Every line holding the string "kind" should be copied from the listing.

[[ Data records open ]]

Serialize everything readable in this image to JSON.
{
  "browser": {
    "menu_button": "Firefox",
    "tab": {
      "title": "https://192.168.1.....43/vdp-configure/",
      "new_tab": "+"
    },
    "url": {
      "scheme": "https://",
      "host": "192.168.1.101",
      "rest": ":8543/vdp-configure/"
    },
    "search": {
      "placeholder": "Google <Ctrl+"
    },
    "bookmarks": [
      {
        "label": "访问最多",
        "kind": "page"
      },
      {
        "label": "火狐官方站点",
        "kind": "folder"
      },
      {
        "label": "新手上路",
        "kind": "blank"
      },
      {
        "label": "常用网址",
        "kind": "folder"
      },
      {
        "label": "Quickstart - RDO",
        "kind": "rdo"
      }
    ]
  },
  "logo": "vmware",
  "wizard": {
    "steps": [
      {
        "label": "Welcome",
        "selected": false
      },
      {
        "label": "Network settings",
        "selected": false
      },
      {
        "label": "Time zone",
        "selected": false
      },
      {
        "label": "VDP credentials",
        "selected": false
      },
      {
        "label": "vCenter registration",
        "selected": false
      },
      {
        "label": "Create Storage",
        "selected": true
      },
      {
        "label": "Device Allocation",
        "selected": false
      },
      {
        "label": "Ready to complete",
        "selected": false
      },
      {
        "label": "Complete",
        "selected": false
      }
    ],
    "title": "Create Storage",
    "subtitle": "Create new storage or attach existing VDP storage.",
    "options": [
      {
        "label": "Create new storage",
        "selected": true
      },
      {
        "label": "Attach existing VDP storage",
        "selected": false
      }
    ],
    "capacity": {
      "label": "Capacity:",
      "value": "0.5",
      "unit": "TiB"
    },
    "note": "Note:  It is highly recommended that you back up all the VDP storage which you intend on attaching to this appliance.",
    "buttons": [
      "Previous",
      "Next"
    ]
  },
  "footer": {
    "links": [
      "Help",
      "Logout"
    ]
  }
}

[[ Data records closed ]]
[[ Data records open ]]

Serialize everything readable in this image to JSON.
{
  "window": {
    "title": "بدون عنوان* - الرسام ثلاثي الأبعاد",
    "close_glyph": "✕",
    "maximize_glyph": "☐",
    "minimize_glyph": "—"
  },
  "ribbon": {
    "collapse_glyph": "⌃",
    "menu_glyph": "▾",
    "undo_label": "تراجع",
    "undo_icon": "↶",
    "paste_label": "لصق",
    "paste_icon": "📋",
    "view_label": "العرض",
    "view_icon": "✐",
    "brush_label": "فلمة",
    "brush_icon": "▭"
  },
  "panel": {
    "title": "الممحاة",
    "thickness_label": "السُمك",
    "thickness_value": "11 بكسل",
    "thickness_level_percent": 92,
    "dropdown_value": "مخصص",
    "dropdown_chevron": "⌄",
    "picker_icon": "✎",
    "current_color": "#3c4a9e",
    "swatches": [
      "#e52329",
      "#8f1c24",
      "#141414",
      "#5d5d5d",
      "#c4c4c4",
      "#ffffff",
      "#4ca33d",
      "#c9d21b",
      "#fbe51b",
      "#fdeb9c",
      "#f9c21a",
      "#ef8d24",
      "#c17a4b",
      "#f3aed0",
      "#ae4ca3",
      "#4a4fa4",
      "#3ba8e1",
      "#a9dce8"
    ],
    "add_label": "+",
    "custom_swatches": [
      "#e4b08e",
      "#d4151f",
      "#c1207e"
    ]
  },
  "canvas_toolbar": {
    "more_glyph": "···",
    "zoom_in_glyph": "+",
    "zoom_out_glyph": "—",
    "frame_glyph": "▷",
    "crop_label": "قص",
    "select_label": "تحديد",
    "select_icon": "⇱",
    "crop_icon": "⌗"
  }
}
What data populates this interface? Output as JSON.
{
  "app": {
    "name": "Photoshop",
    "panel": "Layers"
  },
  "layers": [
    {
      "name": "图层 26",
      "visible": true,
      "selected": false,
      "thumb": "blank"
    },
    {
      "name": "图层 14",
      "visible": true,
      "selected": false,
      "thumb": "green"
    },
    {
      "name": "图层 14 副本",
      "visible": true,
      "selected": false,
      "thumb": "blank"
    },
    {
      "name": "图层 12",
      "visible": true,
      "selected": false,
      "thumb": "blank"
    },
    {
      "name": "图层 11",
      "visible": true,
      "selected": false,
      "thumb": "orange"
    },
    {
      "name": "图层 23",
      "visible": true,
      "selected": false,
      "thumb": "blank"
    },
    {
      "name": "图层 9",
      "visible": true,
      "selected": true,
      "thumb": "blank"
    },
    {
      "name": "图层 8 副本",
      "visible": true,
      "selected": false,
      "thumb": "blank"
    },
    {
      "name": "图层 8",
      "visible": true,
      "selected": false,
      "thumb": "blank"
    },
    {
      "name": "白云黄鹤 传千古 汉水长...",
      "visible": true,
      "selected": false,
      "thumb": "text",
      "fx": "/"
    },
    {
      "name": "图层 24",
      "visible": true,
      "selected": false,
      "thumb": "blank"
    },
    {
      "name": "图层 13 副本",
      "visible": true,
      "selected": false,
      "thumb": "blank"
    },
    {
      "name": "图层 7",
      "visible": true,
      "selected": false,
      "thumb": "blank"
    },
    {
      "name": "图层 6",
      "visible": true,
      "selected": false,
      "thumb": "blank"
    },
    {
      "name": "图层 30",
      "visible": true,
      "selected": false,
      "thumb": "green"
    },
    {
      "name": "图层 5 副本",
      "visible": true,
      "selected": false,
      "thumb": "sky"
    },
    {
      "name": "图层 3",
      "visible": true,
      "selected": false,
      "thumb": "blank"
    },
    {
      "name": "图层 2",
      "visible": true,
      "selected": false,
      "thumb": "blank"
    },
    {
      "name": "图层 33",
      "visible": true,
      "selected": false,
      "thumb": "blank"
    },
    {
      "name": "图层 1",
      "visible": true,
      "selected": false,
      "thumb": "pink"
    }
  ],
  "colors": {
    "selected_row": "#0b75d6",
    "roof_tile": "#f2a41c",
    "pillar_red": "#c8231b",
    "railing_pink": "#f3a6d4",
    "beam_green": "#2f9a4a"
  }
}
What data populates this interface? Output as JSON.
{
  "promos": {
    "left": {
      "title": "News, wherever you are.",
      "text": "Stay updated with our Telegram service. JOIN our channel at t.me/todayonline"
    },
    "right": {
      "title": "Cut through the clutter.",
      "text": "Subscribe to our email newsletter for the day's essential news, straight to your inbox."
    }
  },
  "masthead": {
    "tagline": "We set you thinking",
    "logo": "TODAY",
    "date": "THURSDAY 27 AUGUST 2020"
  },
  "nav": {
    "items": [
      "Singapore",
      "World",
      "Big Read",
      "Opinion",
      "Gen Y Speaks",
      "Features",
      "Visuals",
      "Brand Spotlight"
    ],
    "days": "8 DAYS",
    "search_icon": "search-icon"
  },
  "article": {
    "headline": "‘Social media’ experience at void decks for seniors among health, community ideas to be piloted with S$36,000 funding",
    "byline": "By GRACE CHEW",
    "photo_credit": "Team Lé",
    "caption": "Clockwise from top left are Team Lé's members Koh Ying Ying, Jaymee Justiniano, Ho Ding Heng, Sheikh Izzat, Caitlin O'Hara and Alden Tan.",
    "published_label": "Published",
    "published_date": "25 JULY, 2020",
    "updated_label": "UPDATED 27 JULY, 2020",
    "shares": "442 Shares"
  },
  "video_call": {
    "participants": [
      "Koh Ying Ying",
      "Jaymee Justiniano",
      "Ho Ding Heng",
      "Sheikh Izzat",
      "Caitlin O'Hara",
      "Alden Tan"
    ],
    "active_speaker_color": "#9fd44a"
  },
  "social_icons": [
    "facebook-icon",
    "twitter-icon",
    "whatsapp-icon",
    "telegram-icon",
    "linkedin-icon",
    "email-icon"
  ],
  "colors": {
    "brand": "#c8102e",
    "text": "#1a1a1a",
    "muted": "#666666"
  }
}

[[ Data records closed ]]
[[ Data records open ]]

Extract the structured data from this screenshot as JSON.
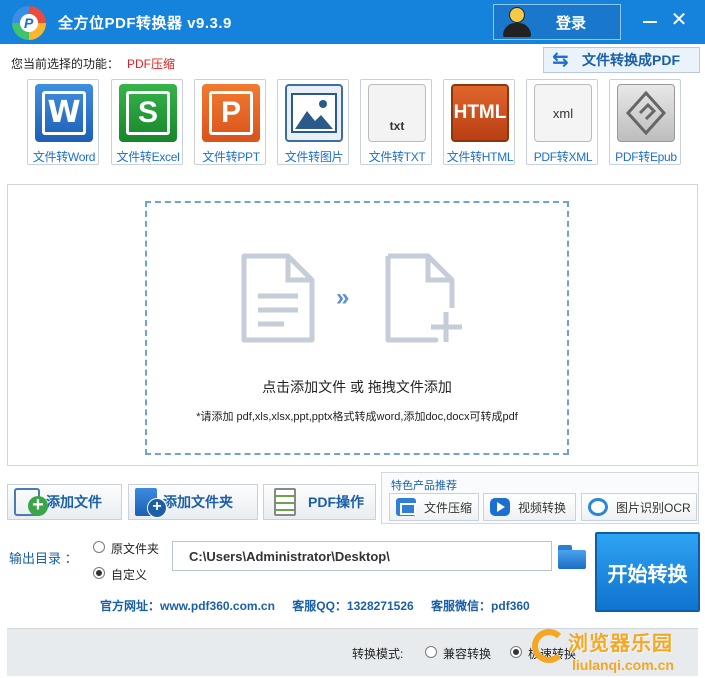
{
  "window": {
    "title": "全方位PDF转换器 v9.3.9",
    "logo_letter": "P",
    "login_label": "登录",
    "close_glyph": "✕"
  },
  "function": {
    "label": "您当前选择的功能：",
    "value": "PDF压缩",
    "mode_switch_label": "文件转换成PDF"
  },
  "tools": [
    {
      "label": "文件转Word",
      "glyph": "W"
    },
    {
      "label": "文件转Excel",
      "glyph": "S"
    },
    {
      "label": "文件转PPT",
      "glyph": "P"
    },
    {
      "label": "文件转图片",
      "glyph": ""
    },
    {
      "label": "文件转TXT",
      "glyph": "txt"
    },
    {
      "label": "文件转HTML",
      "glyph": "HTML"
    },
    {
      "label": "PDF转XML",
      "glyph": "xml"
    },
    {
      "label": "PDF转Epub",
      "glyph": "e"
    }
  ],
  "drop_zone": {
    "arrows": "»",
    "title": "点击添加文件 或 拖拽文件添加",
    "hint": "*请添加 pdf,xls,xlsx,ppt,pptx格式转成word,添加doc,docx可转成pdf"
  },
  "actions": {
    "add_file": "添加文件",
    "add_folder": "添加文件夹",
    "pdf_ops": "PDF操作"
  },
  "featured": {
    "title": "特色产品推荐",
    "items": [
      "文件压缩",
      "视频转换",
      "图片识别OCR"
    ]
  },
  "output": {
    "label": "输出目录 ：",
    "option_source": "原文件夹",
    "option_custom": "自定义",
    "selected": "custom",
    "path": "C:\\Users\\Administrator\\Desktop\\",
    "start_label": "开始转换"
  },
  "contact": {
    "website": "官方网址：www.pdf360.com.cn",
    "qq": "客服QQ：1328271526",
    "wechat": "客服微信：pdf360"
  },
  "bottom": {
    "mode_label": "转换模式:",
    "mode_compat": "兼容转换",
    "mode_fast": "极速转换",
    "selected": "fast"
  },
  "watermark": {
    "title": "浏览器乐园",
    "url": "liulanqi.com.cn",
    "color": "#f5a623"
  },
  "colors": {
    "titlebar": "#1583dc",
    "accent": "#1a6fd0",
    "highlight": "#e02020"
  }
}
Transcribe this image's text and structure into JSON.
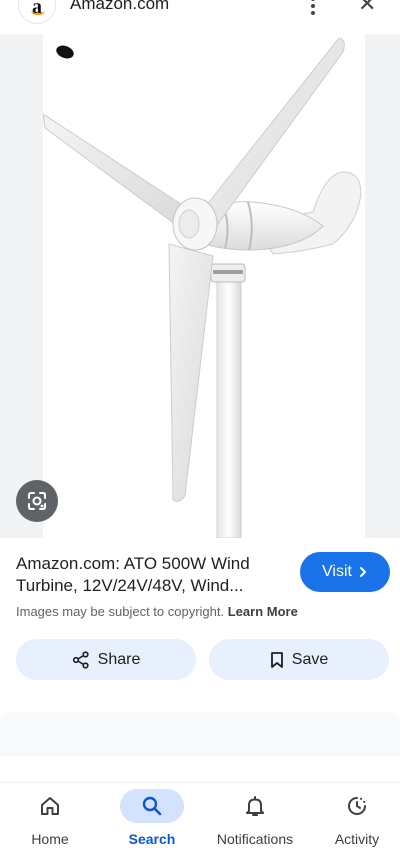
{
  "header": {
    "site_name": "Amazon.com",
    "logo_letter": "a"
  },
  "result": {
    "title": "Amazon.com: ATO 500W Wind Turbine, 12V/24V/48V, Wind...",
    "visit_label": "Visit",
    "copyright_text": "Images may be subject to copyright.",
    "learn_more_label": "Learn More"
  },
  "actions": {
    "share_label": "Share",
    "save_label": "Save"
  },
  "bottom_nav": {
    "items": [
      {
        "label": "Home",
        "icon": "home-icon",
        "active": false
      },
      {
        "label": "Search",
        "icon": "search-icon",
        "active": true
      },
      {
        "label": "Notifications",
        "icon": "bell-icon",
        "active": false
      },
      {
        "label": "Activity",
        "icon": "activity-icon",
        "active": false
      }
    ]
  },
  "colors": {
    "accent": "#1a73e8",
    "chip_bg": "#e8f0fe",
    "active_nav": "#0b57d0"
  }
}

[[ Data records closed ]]

Written answer:
        "kind": "page"
        "kind": "folder"
        "kind": "blank"
        "kind": "folder"
        "kind": "rdo"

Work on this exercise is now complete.